The scariest thing that many business owners face is the day they leave their business for good. While the owner has been going through the process of finding someone to take the business over they often haven’t had time to think about what’s next.
This is especially true for those who have not made themselves operationally irrelevant in their business. Those who have been intimately involved in the day-to-day operations up to the day they leave have usually not taken the time to ask, much less answer what’s next in their lives.
I’ve come to believe that those owners who have taken the time to become operationally irrelevant in their business are able to make the transition to become an ex-owner more easily than those who haven’t. This leads me to some reasons that I think you should consider giving others in your company more responsibility.
The cliff is really large if you’re not prepared. The day you sell your business you become a non-person in your industry. The phone stops ringing, people stop calling your for lunch and you fall of the radar screen of those who you thought were friends. Sometimes this happens because you can’t do anything for these people anymore. More often it’s just that you fall of the radar screen and we’re all very busy today.
The point here is that the emotional strain of becoming a non-person is such that unless you’re prepared (and even if you’re prepared) it’s an experience that will take some time getting used to.
If you’ve become operationally irrelevant you have had time to develop new interests. When you stop running your business you’re not likely to want to play golf every day of the week. You might do this for a few months, then you’ll start wanting to do something else. Finding what that something else is can be an incredibly important thing for you to do.
I find that those who have developed activities that keep their mind involved are happiest and actually ready to leave their business when the time comes. If you’re intimately involved in your business your not likely to develop these interests. If you’ve moved to operational irrelevance you at least have the time to pursue other things besides your business.
After you leave your business you might feel depressed. This is a normal experience for many people. This same sort of depression might have happened when you first became operationally irrelevant.
Being the go to person for everything helps feed our egos. When we really delegate things in our companies we might experience a feeling of not being needed. If you’ve successfully dealt with this, it might be easier for you to deal with the finality of selling or transferring your company.
I believe that operational irrelevance is truly an important step on the road to becoming an ex-owner. And, whether we like it or not, we’re all going to be an ex-owner someday.

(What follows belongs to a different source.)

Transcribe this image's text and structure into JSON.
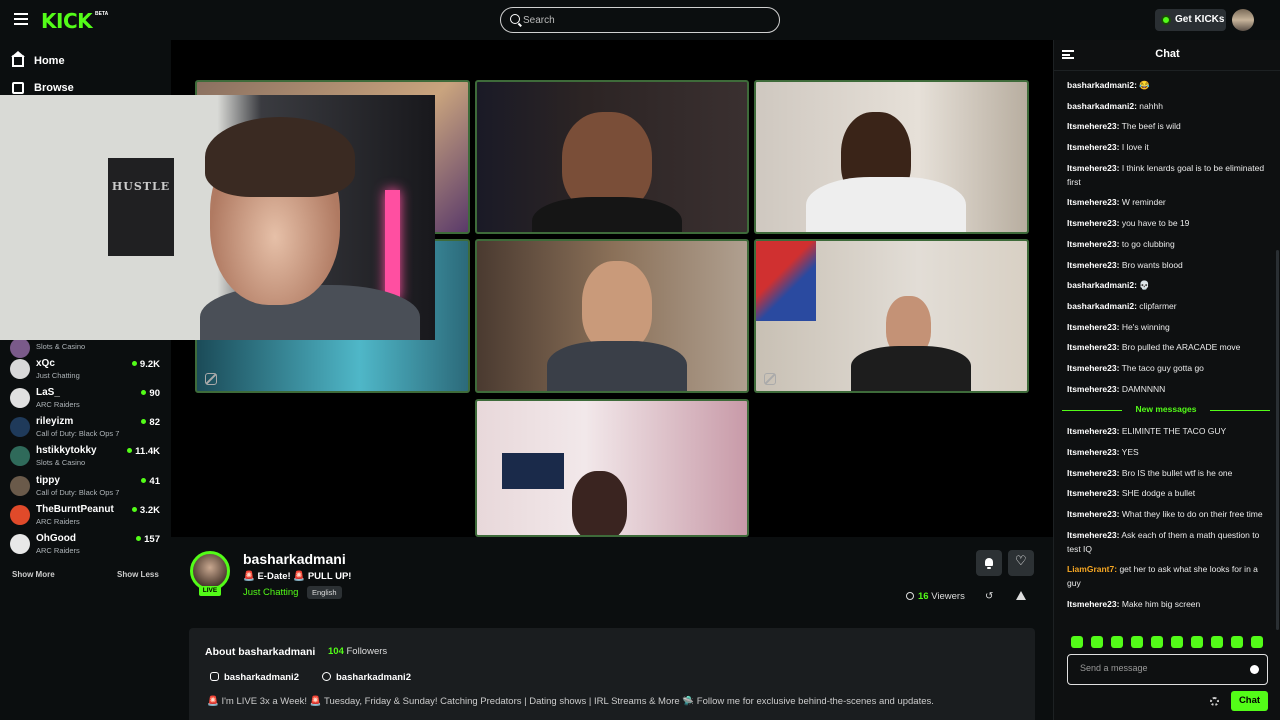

I’ve put together a special report on relationships and roles in your business. You can read out case study on how some business owner’s deal with burnout through managing their relationship with their business. I think you’ll find the time invested worthwhile. To order this complementary special report, click on the button below.